Use tape to make the rink. Begin by clearing a large space on the floor. To make the hockey rink, tape two pieces of masking tape along the floor (each piece of tape should be about 4 feet long, and placed about 2 feet apart.) Use tape to make the nets by placing tape at each end of the rink in the shape of a U. Alternatively, draw the hockey rink on a large piece of cardboard, poster board, or white board, and place it on the floor or on a table. Ensure there is ample space for two players to move around the hockey rink.

Instructions: Air Hockey Feelings Game

Source: Creative CBT Interventions for Children with Anxiety, Liana Lowenstein, 2016

The Air Hockey Feelings game will help you talk about feelings. We will take turns choosing one Feeling-Word Square. The first person to choose will crumple the Feeling-Word Square into a round wad (the puck) and place it in the center of the rink. To begin the game, we will both kneel down side by side at one end of the hockey rink. We will each put a straw in our mouth and place the other end of the straw just behind the puck. At the count of three, we will both blow into our straws and try to move the puck toward the net at one end of the hockey rink. Once we have blown the puck into that net, we will blow it toward the other end, into the other net. (The nets are the spaces marked with the masking tape at each end of the hockey rink.) If the puck gets blown outside the hockey rink, place it back in the middle of the rink and begin again. This is cooperative air hockey, which means we’re on the same team and we must work together to blow the puck from one end of the rink to the other. We can both move around the hockey rink to optimize our chances of blowing the puck quickly from one end of the rink to the other.

Once we have successfully blown the puck from one net into the other net, the person who chose the feeling word will uncrumple the wad of paper and read the feeling word out loud. We will then take turns telling a time we experienced that feeling. You get 1 point for telling about the feeling.

You earn an extra point when you rate the intensity of the feeling. This means saying whether you experienced the feeling a tiny bit, a little, medium, a lot, or extremely. Hold up the number of fingers to show the intensity of the feeling. Use the Feeling Rating Scale and read the examples below to understand this better.

Feeling Rating Scale
5 fingers = extremely
4 fingers = a lot
3 fingers = medium
2 fingers = a little
1 finger = tiny bit

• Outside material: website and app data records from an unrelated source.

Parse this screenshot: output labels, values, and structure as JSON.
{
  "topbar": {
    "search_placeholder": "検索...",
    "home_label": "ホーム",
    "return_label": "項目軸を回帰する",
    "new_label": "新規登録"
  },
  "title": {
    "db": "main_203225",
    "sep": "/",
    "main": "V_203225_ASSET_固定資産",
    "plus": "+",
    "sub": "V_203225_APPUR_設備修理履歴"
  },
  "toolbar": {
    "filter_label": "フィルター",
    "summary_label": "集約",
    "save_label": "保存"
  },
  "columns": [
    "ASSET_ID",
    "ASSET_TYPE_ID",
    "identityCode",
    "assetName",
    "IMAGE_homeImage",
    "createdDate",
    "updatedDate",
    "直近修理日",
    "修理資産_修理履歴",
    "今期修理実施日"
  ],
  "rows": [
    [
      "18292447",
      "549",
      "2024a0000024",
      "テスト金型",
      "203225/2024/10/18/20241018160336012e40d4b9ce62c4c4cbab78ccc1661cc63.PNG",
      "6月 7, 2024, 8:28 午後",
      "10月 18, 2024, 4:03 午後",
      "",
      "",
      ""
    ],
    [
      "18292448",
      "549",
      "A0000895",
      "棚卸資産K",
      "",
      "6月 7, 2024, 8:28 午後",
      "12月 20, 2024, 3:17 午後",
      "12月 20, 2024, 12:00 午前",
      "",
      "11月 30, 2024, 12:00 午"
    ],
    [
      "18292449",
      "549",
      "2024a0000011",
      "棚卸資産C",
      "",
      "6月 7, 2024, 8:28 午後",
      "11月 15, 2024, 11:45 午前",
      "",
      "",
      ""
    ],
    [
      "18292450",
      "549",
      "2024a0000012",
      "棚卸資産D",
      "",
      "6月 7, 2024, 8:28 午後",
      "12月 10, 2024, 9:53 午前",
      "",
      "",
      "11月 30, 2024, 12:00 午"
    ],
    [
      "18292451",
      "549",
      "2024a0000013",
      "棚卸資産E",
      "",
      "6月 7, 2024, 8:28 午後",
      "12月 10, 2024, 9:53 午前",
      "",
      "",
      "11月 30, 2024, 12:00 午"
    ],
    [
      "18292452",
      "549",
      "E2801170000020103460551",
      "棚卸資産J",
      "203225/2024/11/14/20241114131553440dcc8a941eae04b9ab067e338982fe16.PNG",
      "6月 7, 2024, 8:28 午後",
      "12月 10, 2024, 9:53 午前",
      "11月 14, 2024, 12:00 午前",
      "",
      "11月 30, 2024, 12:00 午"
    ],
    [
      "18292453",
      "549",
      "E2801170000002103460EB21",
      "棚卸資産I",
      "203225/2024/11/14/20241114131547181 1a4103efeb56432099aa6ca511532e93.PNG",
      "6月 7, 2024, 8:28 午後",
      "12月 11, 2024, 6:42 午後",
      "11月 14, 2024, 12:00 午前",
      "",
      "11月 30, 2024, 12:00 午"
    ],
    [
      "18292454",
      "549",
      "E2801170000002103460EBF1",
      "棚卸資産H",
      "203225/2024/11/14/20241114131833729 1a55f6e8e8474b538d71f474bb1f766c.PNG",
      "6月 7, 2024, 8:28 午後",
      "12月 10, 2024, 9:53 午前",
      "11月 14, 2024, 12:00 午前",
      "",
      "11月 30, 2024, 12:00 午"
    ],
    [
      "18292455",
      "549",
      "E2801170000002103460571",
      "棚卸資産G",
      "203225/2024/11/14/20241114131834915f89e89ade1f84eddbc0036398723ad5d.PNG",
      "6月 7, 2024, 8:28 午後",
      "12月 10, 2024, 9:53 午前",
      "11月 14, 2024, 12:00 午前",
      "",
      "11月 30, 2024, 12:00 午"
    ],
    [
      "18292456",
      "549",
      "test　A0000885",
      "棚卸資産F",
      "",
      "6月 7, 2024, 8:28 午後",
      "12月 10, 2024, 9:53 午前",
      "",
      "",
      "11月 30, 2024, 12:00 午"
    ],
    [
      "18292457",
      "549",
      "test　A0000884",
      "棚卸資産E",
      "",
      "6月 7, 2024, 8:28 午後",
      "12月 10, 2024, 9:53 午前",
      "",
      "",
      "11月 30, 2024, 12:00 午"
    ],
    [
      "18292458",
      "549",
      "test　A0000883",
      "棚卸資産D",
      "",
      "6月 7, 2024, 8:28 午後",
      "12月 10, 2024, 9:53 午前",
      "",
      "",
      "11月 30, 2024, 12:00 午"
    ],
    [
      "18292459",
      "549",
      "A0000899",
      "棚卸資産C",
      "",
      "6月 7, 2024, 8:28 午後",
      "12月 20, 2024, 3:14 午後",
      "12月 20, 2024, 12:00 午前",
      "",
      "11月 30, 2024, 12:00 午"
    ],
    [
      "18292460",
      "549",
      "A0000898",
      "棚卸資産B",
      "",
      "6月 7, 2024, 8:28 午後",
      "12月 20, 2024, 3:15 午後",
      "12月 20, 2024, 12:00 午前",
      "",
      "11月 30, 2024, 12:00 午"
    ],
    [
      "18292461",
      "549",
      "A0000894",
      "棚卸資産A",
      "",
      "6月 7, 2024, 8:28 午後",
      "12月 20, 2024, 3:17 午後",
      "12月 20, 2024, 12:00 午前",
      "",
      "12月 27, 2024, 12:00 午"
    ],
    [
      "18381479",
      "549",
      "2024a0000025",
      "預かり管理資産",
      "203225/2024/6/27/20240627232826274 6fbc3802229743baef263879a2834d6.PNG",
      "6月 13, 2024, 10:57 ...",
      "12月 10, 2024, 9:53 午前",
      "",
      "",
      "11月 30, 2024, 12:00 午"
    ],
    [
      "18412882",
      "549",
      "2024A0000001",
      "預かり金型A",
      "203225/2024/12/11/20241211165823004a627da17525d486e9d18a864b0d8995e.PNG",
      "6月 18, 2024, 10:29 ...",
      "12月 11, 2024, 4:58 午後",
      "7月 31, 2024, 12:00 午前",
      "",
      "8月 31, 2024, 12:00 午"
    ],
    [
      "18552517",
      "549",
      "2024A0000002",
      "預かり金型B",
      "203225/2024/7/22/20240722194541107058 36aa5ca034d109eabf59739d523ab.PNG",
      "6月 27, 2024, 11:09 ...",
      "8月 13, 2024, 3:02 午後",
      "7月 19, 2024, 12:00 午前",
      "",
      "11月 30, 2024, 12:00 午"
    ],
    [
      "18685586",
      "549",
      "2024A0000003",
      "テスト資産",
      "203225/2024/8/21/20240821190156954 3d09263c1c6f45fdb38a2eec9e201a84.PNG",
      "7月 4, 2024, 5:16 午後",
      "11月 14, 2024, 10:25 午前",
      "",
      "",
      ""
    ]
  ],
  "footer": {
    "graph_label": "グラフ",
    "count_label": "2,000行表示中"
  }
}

Example 1: Ali felt scared getting a needle (a shot) from the doctor. Ali is holding up 4 fingers because Ali felt "a lot" scared.

Example 2: Ali felt scared when Ali woke up from a bad dream. Ali is holding up 2 fingers to show that Ali felt "a little" scared.

We will play several rounds of Air Hockey Feelings and use a new feeling-word square for each round. We’ll set the timer at the beginning of each round and see how fast we can work together to blow the puck from one net to the other. At the end of the game, trade in points for a prize: 1-10 points = 1 prize; 11 or more points = 2 prizes.

Air Hockey Feelings Game: Feeling-Word Squares

Source: Creative CBT Interventions for Children with Anxiety, Liana Lowenstein, 2016

HAPPY
Something good happens
SAD
Something upsets you
ANGRY
You don’t like what is happening
SCARED
Something scary or dangerous is happening
WORRIED
You are afraid something bad is going to happen
BRAVE
You do something that’s scary to do
LONELY
You have nobody to be with
SAFE
You know something bad won’t happen
CALM
You feel relaxed
GUILTY
You feel bad about something you did wrong
FRUSTRATED
You try to do something but you can’t do it
LOVED
You feel cared for by someone
JEALOUS
Someone has something you want
EXCITED
You are looking forward to something good happening
KIND
You treat someone nicely
PROUD
You feel good about something you do

© Liana Lowenstein All Rights Reserved

ShareThis
About Liana Liana Lowenstein Councelling Services Books Featured Techiques Newsletter Supervision Latest Articles for Professional Articles for Parent Contact Us Links Home